[Opening INPUT MATERIAL section]

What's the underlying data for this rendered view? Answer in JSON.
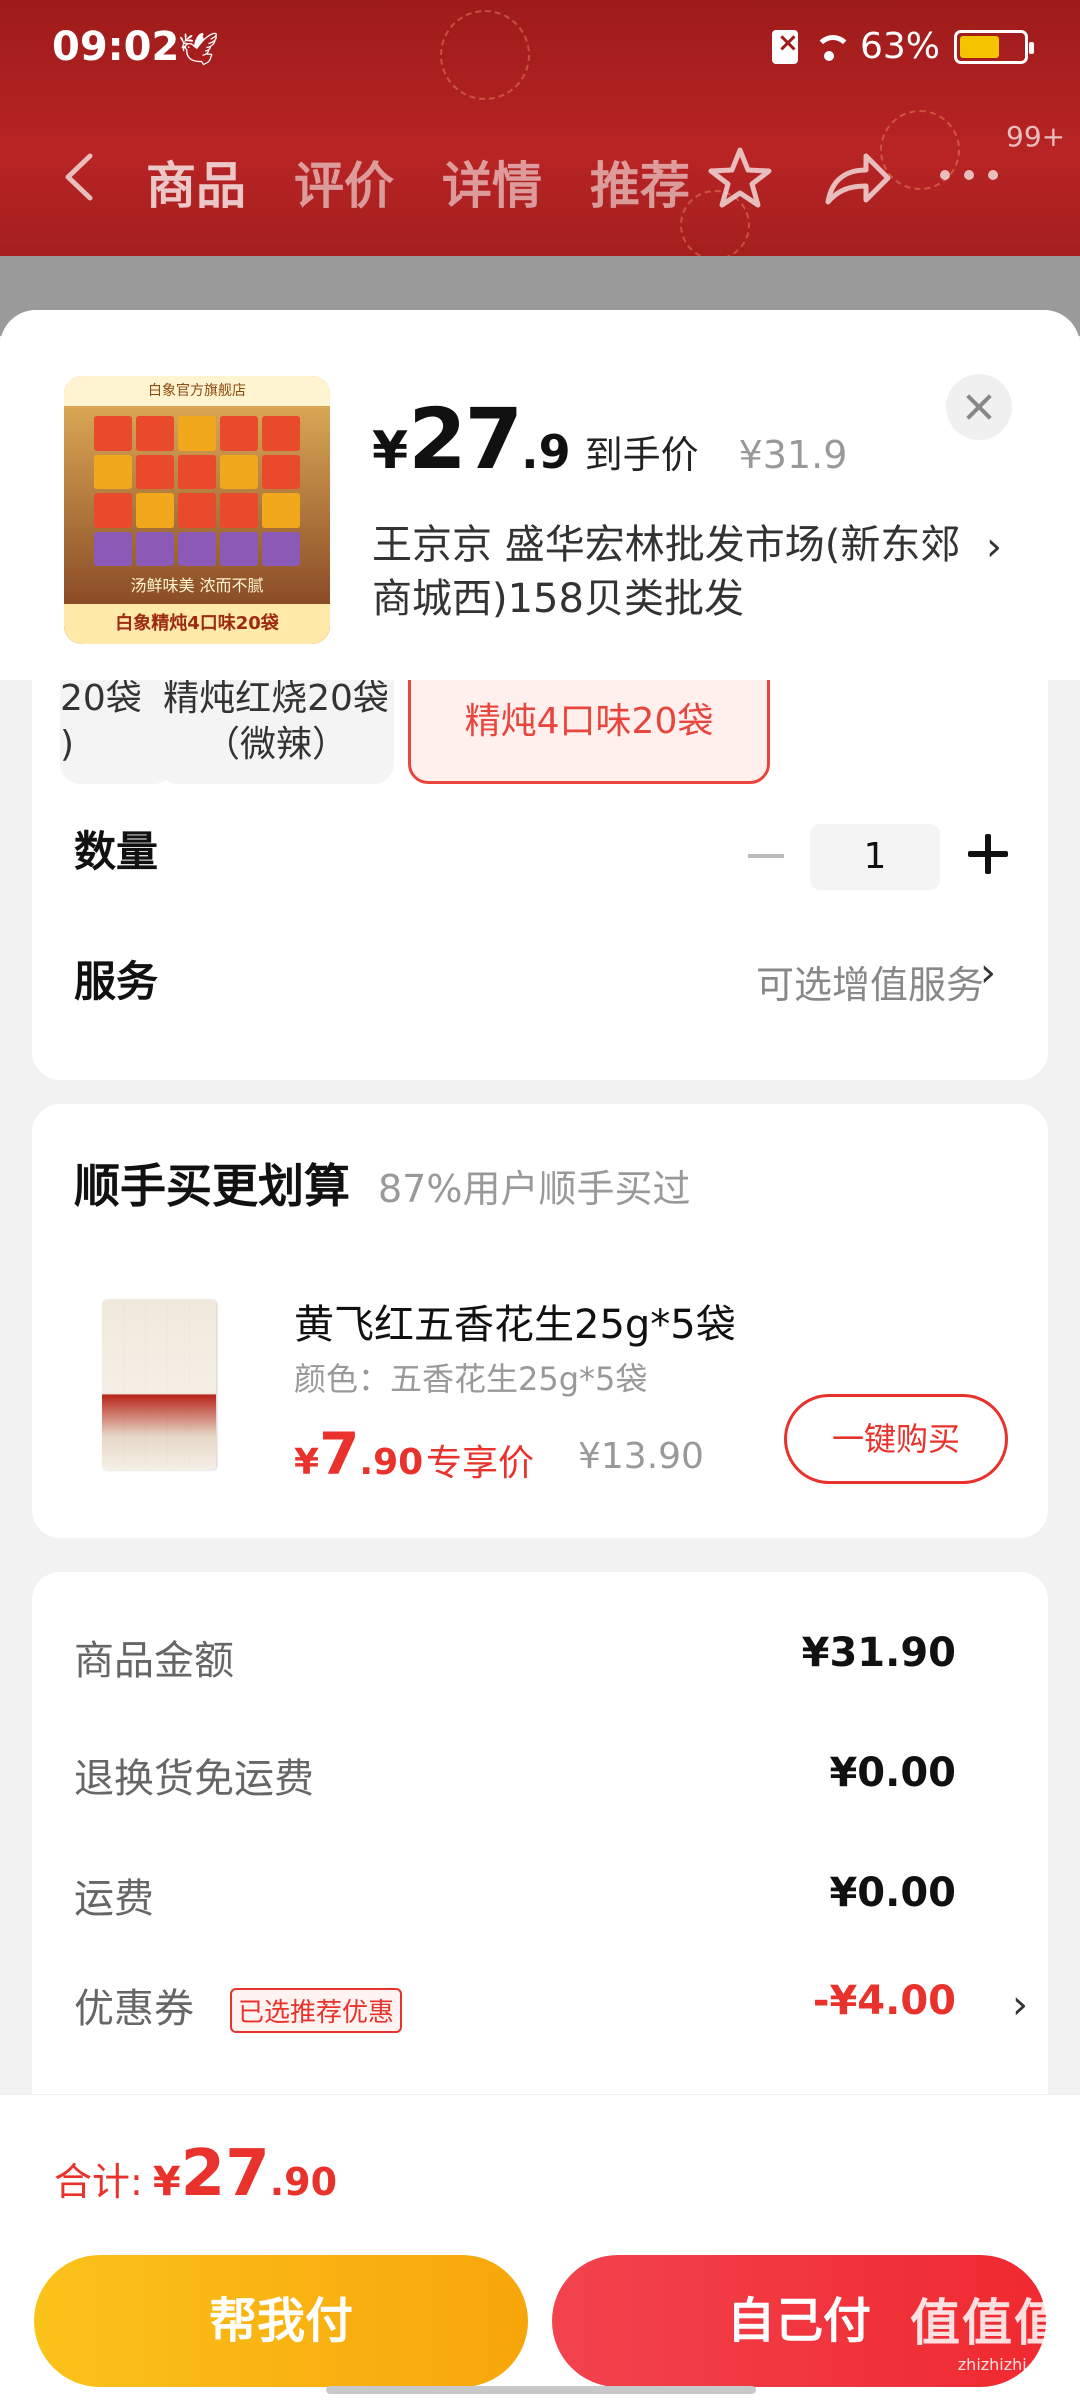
{
  "status_bar": {
    "time": "09:02",
    "battery": "63%",
    "battery_level": 0.63
  },
  "nav": {
    "tabs": [
      "商品",
      "评价",
      "详情",
      "推荐"
    ],
    "more_badge": "99+"
  },
  "sheet": {
    "price_yen": "¥",
    "price_int": "27",
    "price_dec": ".9",
    "price_label": "到手价",
    "original_price": "¥31.9",
    "address": "王京京  盛华宏林批发市场(新东郊商城西)158贝类批发",
    "thumb": {
      "store": "白象官方旗舰店",
      "slogan": "汤鲜味美 浓而不腻",
      "banner": "白象精炖4口味20袋"
    }
  },
  "options": {
    "specs": [
      {
        "label": "20袋\n)",
        "selected": false
      },
      {
        "label": "精炖红烧20袋\n（微辣）",
        "selected": false
      },
      {
        "label": "精炖4口味20袋",
        "selected": true
      }
    ],
    "quantity_label": "数量",
    "quantity_value": "1",
    "service_label": "服务",
    "service_value": "可选增值服务"
  },
  "upsell": {
    "title": "顺手买更划算",
    "subtitle": "87%用户顺手买过",
    "item_name": "黄飞红五香花生25g*5袋",
    "item_spec": "颜色：五香花生25g*5袋",
    "price_yen": "¥",
    "price_int": "7",
    "price_dec": ".90",
    "price_tag": "专享价",
    "original_price": "¥13.90",
    "buy_label": "一键购买"
  },
  "summary": {
    "rows": [
      {
        "label": "商品金额",
        "value": "¥31.90"
      },
      {
        "label": "退换货免运费",
        "value": "¥0.00"
      },
      {
        "label": "运费",
        "value": "¥0.00"
      },
      {
        "label": "优惠券",
        "value": "-¥4.00",
        "tag": "已选推荐优惠"
      }
    ]
  },
  "bottom": {
    "total_label": "合计:",
    "total_yen": "¥",
    "total_int": "27",
    "total_dec": ".90",
    "help_pay": "帮我付",
    "self_pay": "自己付"
  },
  "watermark": {
    "big": "值值值",
    "small": "zhizhizhi.com"
  },
  "colors": {
    "accent": "#e8322b",
    "header": "#a51f1f",
    "help_pay": "#f7a60a",
    "self_pay": "#f0292f"
  }
}
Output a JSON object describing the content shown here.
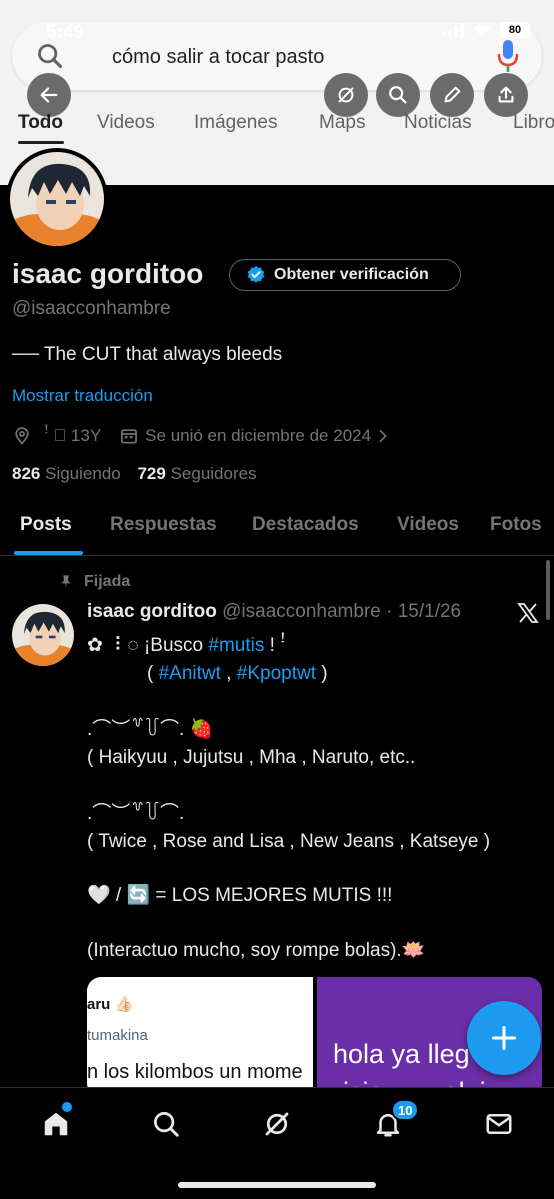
{
  "status_bar": {
    "time": "5:49",
    "battery": "80"
  },
  "google": {
    "query": "cómo salir a tocar pasto",
    "tabs": [
      {
        "label": "Todo",
        "active": true
      },
      {
        "label": "Videos"
      },
      {
        "label": "Imágenes"
      },
      {
        "label": "Maps"
      },
      {
        "label": "Noticias"
      },
      {
        "label": "Libro"
      }
    ],
    "overlay_icons": [
      "back-arrow-icon",
      "no-tracking-icon",
      "search-icon",
      "edit-icon",
      "share-icon"
    ]
  },
  "profile": {
    "display_name": "isaac gorditoo",
    "verify_label": "Obtener verificación",
    "handle": "@isaacconhambre",
    "bio": "── The CUT that always bleeds",
    "translate": "Mostrar traducción",
    "meta": {
      "location": "ꜝ ᳝ 13Y",
      "joined": "Se unió en diciembre de 2024"
    },
    "following_count": "826",
    "following_label": "Siguiendo",
    "followers_count": "729",
    "followers_label": "Seguidores",
    "tabs": [
      {
        "label": "Posts",
        "active": true
      },
      {
        "label": "Respuestas"
      },
      {
        "label": "Destacados"
      },
      {
        "label": "Videos"
      },
      {
        "label": "Fotos"
      }
    ]
  },
  "post": {
    "pinned_label": "Fijada",
    "author": "isaac gorditoo",
    "handle_date": "@isaacconhambre · 15/1/26",
    "line1_pre": "✿ ⠸ ◌ ¡Busco ",
    "line1_link": "#mutis",
    "line1_post": " !  ꜝ",
    "line2_pre": "( ",
    "line2_link1": "#Anitwt",
    "line2_mid": " , ",
    "line2_link2": "#Kpoptwt",
    "line2_post": " )",
    "line3": ".⌒︶꒷꒦⌒. 🍓",
    "line4": "( Haikyuu , Jujutsu , Mha , Naruto, etc..",
    "line5": ".⌒︶꒷꒦⌒.",
    "line6": "( Twice , Rose and Lisa , New Jeans , Katseye )",
    "line7": "🤍 / 🔄 = LOS MEJORES MUTIS !!!",
    "line8": "(Interactuo mucho, soy rompe bolas).🪷",
    "media_left": {
      "line1": "aru 👍🏻",
      "line2": "tumakina",
      "line3": "n los kilombos un mome"
    },
    "media_right": {
      "line1": "hola ya lleg",
      "line2": "isia ___ al_i"
    }
  },
  "bottom_nav": {
    "notif_count": "10"
  }
}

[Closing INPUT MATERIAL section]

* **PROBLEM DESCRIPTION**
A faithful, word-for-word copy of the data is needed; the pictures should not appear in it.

* **OUTPUT BELOW**
What's the underlying data for this rendered view? Answer in JSON.
{
  "status_bar": {
    "time": "09:02",
    "battery": "63%",
    "battery_level": 0.63
  },
  "nav": {
    "tabs": [
      "商品",
      "评价",
      "详情",
      "推荐"
    ],
    "more_badge": "99+"
  },
  "sheet": {
    "price_yen": "¥",
    "price_int": "27",
    "price_dec": ".9",
    "price_label": "到手价",
    "original_price": "¥31.9",
    "address": "王京京  盛华宏林批发市场(新东郊商城西)158贝类批发",
    "thumb": {
      "store": "白象官方旗舰店",
      "slogan": "汤鲜味美 浓而不腻",
      "banner": "白象精炖4口味20袋"
    }
  },
  "options": {
    "specs": [
      {
        "label": "20袋\n)",
        "selected": false
      },
      {
        "label": "精炖红烧20袋\n（微辣）",
        "selected": false
      },
      {
        "label": "精炖4口味20袋",
        "selected": true
      }
    ],
    "quantity_label": "数量",
    "quantity_value": "1",
    "service_label": "服务",
    "service_value": "可选增值服务"
  },
  "upsell": {
    "title": "顺手买更划算",
    "subtitle": "87%用户顺手买过",
    "item_name": "黄飞红五香花生25g*5袋",
    "item_spec": "颜色：五香花生25g*5袋",
    "price_yen": "¥",
    "price_int": "7",
    "price_dec": ".90",
    "price_tag": "专享价",
    "original_price": "¥13.90",
    "buy_label": "一键购买"
  },
  "summary": {
    "rows": [
      {
        "label": "商品金额",
        "value": "¥31.90"
      },
      {
        "label": "退换货免运费",
        "value": "¥0.00"
      },
      {
        "label": "运费",
        "value": "¥0.00"
      },
      {
        "label": "优惠券",
        "value": "-¥4.00",
        "tag": "已选推荐优惠"
      }
    ]
  },
  "bottom": {
    "total_label": "合计:",
    "total_yen": "¥",
    "total_int": "27",
    "total_dec": ".90",
    "help_pay": "帮我付",
    "self_pay": "自己付"
  },
  "watermark": {
    "big": "值值值",
    "small": "zhizhizhi.com"
  },
  "colors": {
    "accent": "#e8322b",
    "header": "#a51f1f",
    "help_pay": "#f7a60a",
    "self_pay": "#f0292f"
  }
}
Output a JSON object describing the content shown here.
{
  "status_bar": {
    "time": "5:49",
    "battery": "80"
  },
  "google": {
    "query": "cómo salir a tocar pasto",
    "tabs": [
      {
        "label": "Todo",
        "active": true
      },
      {
        "label": "Videos"
      },
      {
        "label": "Imágenes"
      },
      {
        "label": "Maps"
      },
      {
        "label": "Noticias"
      },
      {
        "label": "Libro"
      }
    ],
    "overlay_icons": [
      "back-arrow-icon",
      "no-tracking-icon",
      "search-icon",
      "edit-icon",
      "share-icon"
    ]
  },
  "profile": {
    "display_name": "isaac gorditoo",
    "verify_label": "Obtener verificación",
    "handle": "@isaacconhambre",
    "bio": "── The CUT that always bleeds",
    "translate": "Mostrar traducción",
    "meta": {
      "location": "ꜝ ᳝ 13Y",
      "joined": "Se unió en diciembre de 2024"
    },
    "following_count": "826",
    "following_label": "Siguiendo",
    "followers_count": "729",
    "followers_label": "Seguidores",
    "tabs": [
      {
        "label": "Posts",
        "active": true
      },
      {
        "label": "Respuestas"
      },
      {
        "label": "Destacados"
      },
      {
        "label": "Videos"
      },
      {
        "label": "Fotos"
      }
    ]
  },
  "post": {
    "pinned_label": "Fijada",
    "author": "isaac gorditoo",
    "handle_date": "@isaacconhambre · 15/1/26",
    "line1_pre": "✿ ⠸ ◌ ¡Busco ",
    "line1_link": "#mutis",
    "line1_post": " !  ꜝ",
    "line2_pre": "( ",
    "line2_link1": "#Anitwt",
    "line2_mid": " , ",
    "line2_link2": "#Kpoptwt",
    "line2_post": " )",
    "line3": ".⌒︶꒷꒦⌒. 🍓",
    "line4": "( Haikyuu , Jujutsu , Mha , Naruto, etc..",
    "line5": ".⌒︶꒷꒦⌒.",
    "line6": "( Twice , Rose and Lisa , New Jeans , Katseye )",
    "line7": "🤍 / 🔄 = LOS MEJORES MUTIS !!!",
    "line8": "(Interactuo mucho, soy rompe bolas).🪷",
    "media_left": {
      "line1": "aru 👍🏻",
      "line2": "tumakina",
      "line3": "n los kilombos un mome"
    },
    "media_right": {
      "line1": "hola ya lleg",
      "line2": "isia ___ al_i"
    }
  },
  "bottom_nav": {
    "notif_count": "10"
  }
}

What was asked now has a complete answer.